(Items listed in a dataset)
•••••
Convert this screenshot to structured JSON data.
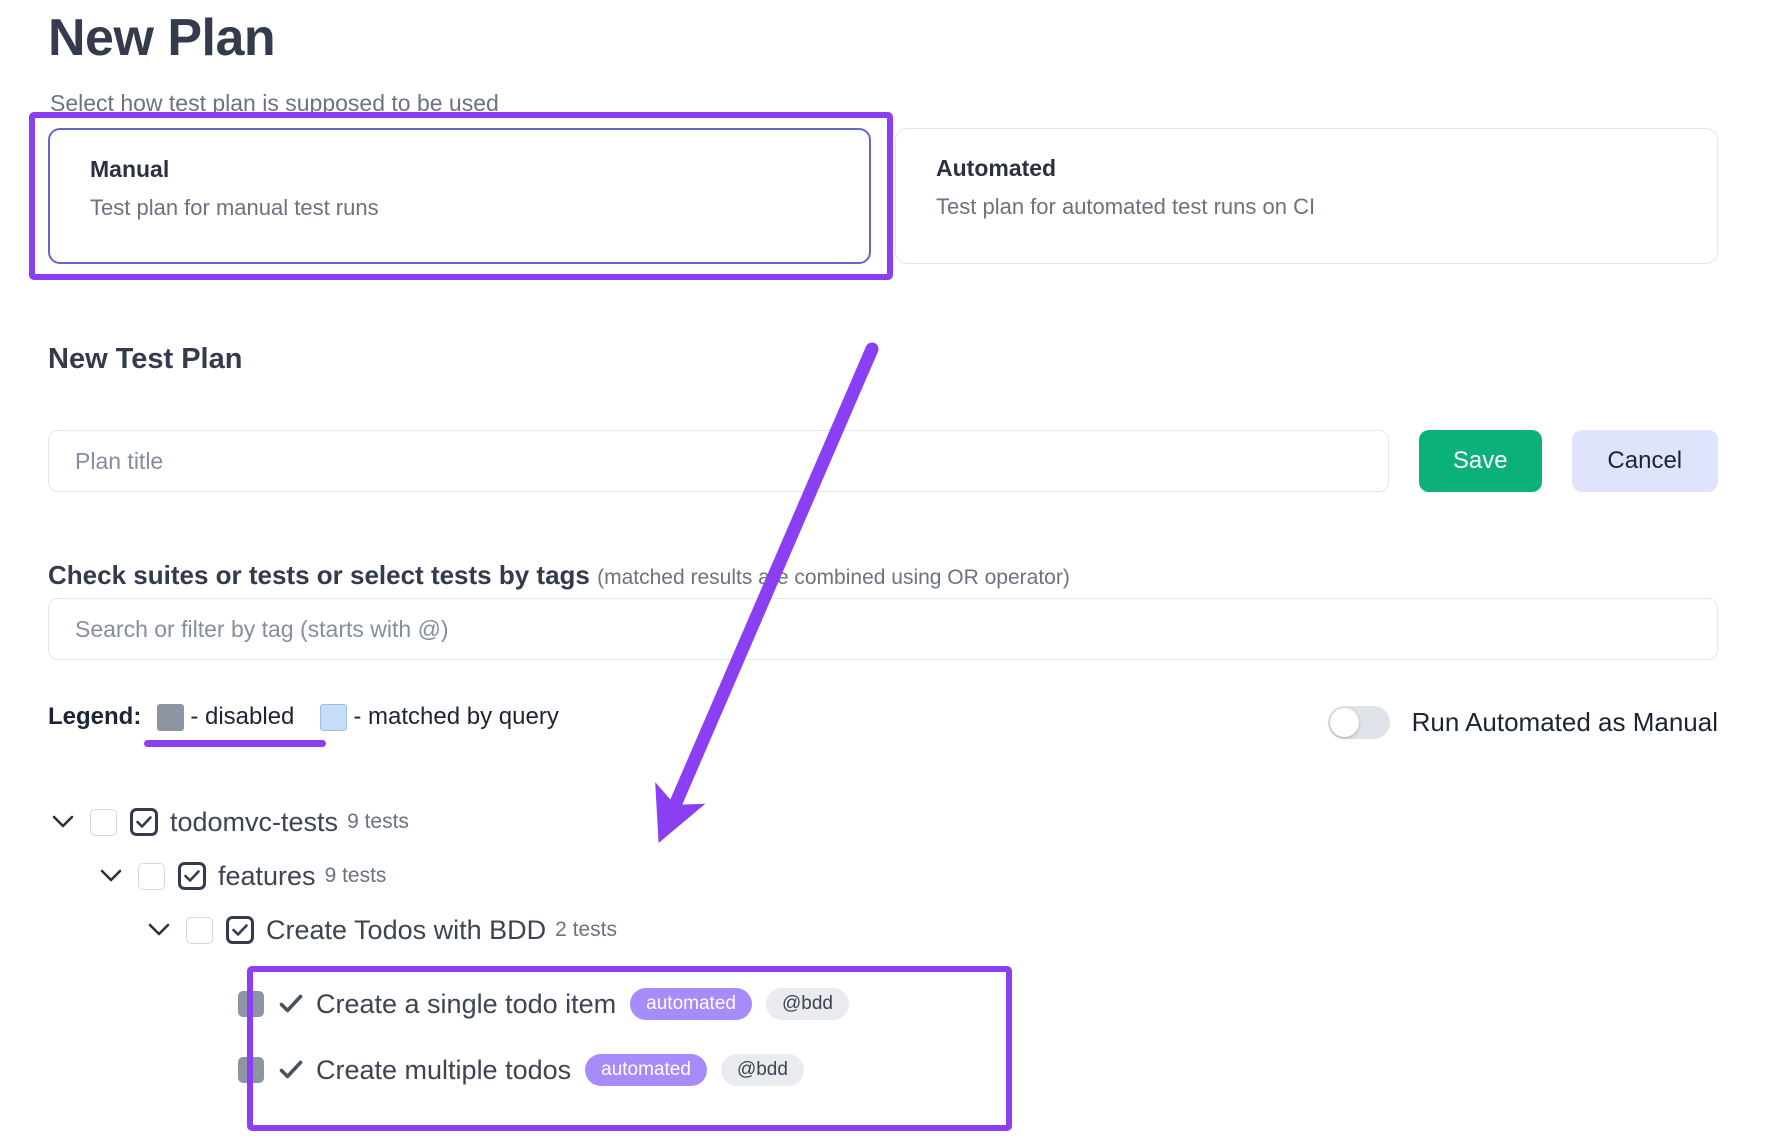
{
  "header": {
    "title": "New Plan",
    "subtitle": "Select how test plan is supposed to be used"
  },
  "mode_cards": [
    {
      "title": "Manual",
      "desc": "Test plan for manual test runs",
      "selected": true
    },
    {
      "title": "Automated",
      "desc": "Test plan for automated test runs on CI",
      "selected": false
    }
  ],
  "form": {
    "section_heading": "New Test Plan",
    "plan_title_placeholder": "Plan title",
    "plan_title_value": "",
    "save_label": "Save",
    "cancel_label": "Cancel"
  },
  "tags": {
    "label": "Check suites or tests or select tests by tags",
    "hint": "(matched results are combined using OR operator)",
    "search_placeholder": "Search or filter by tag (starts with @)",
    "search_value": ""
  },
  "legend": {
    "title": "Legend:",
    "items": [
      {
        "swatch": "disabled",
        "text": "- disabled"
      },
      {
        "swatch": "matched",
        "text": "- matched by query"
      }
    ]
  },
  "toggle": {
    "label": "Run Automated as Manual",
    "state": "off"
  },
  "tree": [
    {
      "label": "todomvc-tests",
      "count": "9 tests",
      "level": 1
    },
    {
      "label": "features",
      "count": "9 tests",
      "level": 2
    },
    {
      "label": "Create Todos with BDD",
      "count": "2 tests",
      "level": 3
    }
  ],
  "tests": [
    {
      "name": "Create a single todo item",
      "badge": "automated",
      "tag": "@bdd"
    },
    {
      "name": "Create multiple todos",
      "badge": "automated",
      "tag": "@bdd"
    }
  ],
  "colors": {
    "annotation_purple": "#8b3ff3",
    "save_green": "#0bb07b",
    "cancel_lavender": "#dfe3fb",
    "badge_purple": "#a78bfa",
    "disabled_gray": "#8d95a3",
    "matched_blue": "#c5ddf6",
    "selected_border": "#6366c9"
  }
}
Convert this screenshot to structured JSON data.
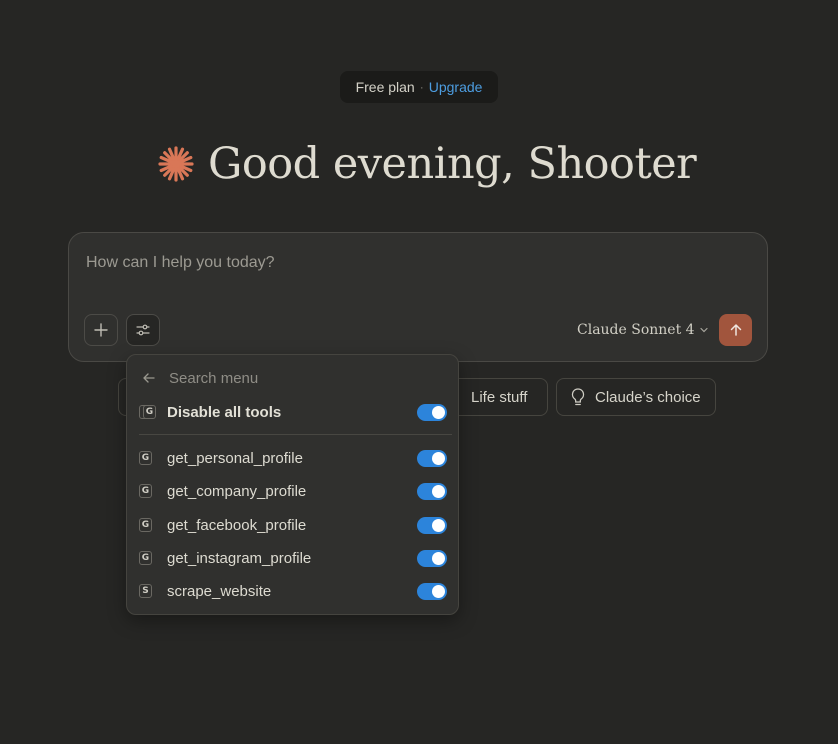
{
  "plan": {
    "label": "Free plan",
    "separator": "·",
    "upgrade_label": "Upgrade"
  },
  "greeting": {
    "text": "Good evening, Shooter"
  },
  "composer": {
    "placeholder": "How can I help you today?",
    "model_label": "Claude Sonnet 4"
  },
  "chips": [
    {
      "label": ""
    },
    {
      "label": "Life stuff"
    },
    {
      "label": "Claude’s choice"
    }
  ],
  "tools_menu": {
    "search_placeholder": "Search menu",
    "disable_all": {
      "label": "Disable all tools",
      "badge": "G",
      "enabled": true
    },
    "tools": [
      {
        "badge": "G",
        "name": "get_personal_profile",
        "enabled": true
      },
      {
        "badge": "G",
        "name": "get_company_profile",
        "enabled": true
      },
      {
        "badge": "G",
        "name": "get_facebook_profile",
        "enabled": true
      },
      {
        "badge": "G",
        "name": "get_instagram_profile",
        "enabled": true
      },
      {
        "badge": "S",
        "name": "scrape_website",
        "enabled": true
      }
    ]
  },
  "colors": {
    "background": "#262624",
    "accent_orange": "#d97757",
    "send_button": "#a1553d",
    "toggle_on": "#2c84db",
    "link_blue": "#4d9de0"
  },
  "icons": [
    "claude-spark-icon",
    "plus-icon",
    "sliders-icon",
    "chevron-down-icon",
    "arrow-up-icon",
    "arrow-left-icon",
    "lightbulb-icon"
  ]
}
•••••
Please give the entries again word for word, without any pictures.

_REPLY_.
Convert this screenshot to structured JSON data.
{
  "header": {
    "title": "New Plan",
    "subtitle": "Select how test plan is supposed to be used"
  },
  "mode_cards": [
    {
      "title": "Manual",
      "desc": "Test plan for manual test runs",
      "selected": true
    },
    {
      "title": "Automated",
      "desc": "Test plan for automated test runs on CI",
      "selected": false
    }
  ],
  "form": {
    "section_heading": "New Test Plan",
    "plan_title_placeholder": "Plan title",
    "plan_title_value": "",
    "save_label": "Save",
    "cancel_label": "Cancel"
  },
  "tags": {
    "label": "Check suites or tests or select tests by tags",
    "hint": "(matched results are combined using OR operator)",
    "search_placeholder": "Search or filter by tag (starts with @)",
    "search_value": ""
  },
  "legend": {
    "title": "Legend:",
    "items": [
      {
        "swatch": "disabled",
        "text": "- disabled"
      },
      {
        "swatch": "matched",
        "text": "- matched by query"
      }
    ]
  },
  "toggle": {
    "label": "Run Automated as Manual",
    "state": "off"
  },
  "tree": [
    {
      "label": "todomvc-tests",
      "count": "9 tests",
      "level": 1
    },
    {
      "label": "features",
      "count": "9 tests",
      "level": 2
    },
    {
      "label": "Create Todos with BDD",
      "count": "2 tests",
      "level": 3
    }
  ],
  "tests": [
    {
      "name": "Create a single todo item",
      "badge": "automated",
      "tag": "@bdd"
    },
    {
      "name": "Create multiple todos",
      "badge": "automated",
      "tag": "@bdd"
    }
  ],
  "colors": {
    "annotation_purple": "#8b3ff3",
    "save_green": "#0bb07b",
    "cancel_lavender": "#dfe3fb",
    "badge_purple": "#a78bfa",
    "disabled_gray": "#8d95a3",
    "matched_blue": "#c5ddf6",
    "selected_border": "#6366c9"
  }
}
Convert this screenshot to structured JSON data.
{
  "plan": {
    "label": "Free plan",
    "separator": "·",
    "upgrade_label": "Upgrade"
  },
  "greeting": {
    "text": "Good evening, Shooter"
  },
  "composer": {
    "placeholder": "How can I help you today?",
    "model_label": "Claude Sonnet 4"
  },
  "chips": [
    {
      "label": ""
    },
    {
      "label": "Life stuff"
    },
    {
      "label": "Claude’s choice"
    }
  ],
  "tools_menu": {
    "search_placeholder": "Search menu",
    "disable_all": {
      "label": "Disable all tools",
      "badge": "G",
      "enabled": true
    },
    "tools": [
      {
        "badge": "G",
        "name": "get_personal_profile",
        "enabled": true
      },
      {
        "badge": "G",
        "name": "get_company_profile",
        "enabled": true
      },
      {
        "badge": "G",
        "name": "get_facebook_profile",
        "enabled": true
      },
      {
        "badge": "G",
        "name": "get_instagram_profile",
        "enabled": true
      },
      {
        "badge": "S",
        "name": "scrape_website",
        "enabled": true
      }
    ]
  },
  "colors": {
    "background": "#262624",
    "accent_orange": "#d97757",
    "send_button": "#a1553d",
    "toggle_on": "#2c84db",
    "link_blue": "#4d9de0"
  },
  "icons": [
    "claude-spark-icon",
    "plus-icon",
    "sliders-icon",
    "chevron-down-icon",
    "arrow-up-icon",
    "arrow-left-icon",
    "lightbulb-icon"
  ]
}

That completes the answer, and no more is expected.